Give the entries again in full. Nothing may be altered.

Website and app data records
* * * * *
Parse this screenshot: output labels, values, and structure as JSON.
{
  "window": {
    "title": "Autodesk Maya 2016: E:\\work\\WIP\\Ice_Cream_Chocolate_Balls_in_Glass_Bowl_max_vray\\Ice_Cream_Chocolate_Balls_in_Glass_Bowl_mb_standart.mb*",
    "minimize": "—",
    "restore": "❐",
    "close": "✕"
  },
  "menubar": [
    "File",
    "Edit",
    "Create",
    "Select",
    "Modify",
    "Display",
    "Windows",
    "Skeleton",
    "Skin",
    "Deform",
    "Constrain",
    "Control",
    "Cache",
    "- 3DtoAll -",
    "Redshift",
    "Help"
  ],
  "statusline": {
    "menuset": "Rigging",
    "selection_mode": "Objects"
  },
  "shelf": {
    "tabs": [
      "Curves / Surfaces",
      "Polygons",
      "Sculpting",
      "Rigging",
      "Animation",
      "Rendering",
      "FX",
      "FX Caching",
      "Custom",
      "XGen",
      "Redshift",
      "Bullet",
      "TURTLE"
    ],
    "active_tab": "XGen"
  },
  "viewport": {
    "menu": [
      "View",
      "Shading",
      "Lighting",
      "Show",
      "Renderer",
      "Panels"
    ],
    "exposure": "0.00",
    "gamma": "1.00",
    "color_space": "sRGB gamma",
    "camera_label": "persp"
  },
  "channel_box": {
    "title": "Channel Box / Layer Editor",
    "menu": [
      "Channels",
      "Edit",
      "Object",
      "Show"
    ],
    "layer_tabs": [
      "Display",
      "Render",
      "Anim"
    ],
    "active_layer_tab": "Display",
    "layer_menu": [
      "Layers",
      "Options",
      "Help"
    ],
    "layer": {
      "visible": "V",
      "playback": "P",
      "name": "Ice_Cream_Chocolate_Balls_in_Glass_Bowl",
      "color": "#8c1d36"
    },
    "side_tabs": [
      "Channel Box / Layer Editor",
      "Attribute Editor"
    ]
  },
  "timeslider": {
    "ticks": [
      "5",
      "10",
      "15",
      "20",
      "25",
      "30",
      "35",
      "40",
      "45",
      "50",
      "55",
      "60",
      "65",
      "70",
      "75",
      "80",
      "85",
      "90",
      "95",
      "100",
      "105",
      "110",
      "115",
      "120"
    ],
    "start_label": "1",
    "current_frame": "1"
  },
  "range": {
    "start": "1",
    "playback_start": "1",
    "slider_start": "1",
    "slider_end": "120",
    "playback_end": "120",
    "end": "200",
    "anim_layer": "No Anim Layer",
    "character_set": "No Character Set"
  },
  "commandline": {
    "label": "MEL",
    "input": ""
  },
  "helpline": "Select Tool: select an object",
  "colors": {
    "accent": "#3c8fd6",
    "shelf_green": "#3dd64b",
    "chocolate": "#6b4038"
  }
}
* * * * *
Exercise response ->
Parse this screenshot: output labels, values, and structure as JSON.
{
  "window": {
    "title": "Autodesk Maya 2016: E:\\work\\WIP\\Ice_Cream_Chocolate_Balls_in_Glass_Bowl_max_vray\\Ice_Cream_Chocolate_Balls_in_Glass_Bowl_mb_standart.mb*",
    "minimize": "—",
    "restore": "❐",
    "close": "✕"
  },
  "menubar": [
    "File",
    "Edit",
    "Create",
    "Select",
    "Modify",
    "Display",
    "Windows",
    "Skeleton",
    "Skin",
    "Deform",
    "Constrain",
    "Control",
    "Cache",
    "- 3DtoAll -",
    "Redshift",
    "Help"
  ],
  "statusline": {
    "menuset": "Rigging",
    "selection_mode": "Objects"
  },
  "shelf": {
    "tabs": [
      "Curves / Surfaces",
      "Polygons",
      "Sculpting",
      "Rigging",
      "Animation",
      "Rendering",
      "FX",
      "FX Caching",
      "Custom",
      "XGen",
      "Redshift",
      "Bullet",
      "TURTLE"
    ],
    "active_tab": "XGen"
  },
  "viewport": {
    "menu": [
      "View",
      "Shading",
      "Lighting",
      "Show",
      "Renderer",
      "Panels"
    ],
    "exposure": "0.00",
    "gamma": "1.00",
    "color_space": "sRGB gamma",
    "camera_label": "persp"
  },
  "channel_box": {
    "title": "Channel Box / Layer Editor",
    "menu": [
      "Channels",
      "Edit",
      "Object",
      "Show"
    ],
    "layer_tabs": [
      "Display",
      "Render",
      "Anim"
    ],
    "active_layer_tab": "Display",
    "layer_menu": [
      "Layers",
      "Options",
      "Help"
    ],
    "layer": {
      "visible": "V",
      "playback": "P",
      "name": "Ice_Cream_Chocolate_Balls_in_Glass_Bowl",
      "color": "#8c1d36"
    },
    "side_tabs": [
      "Channel Box / Layer Editor",
      "Attribute Editor"
    ]
  },
  "timeslider": {
    "ticks": [
      "5",
      "10",
      "15",
      "20",
      "25",
      "30",
      "35",
      "40",
      "45",
      "50",
      "55",
      "60",
      "65",
      "70",
      "75",
      "80",
      "85",
      "90",
      "95",
      "100",
      "105",
      "110",
      "115",
      "120"
    ],
    "start_label": "1",
    "current_frame": "1"
  },
  "range": {
    "start": "1",
    "playback_start": "1",
    "slider_start": "1",
    "slider_end": "120",
    "playback_end": "120",
    "end": "200",
    "anim_layer": "No Anim Layer",
    "character_set": "No Character Set"
  },
  "commandline": {
    "label": "MEL",
    "input": ""
  },
  "helpline": "Select Tool: select an object",
  "colors": {
    "accent": "#3c8fd6",
    "shelf_green": "#3dd64b",
    "chocolate": "#6b4038"
  }
}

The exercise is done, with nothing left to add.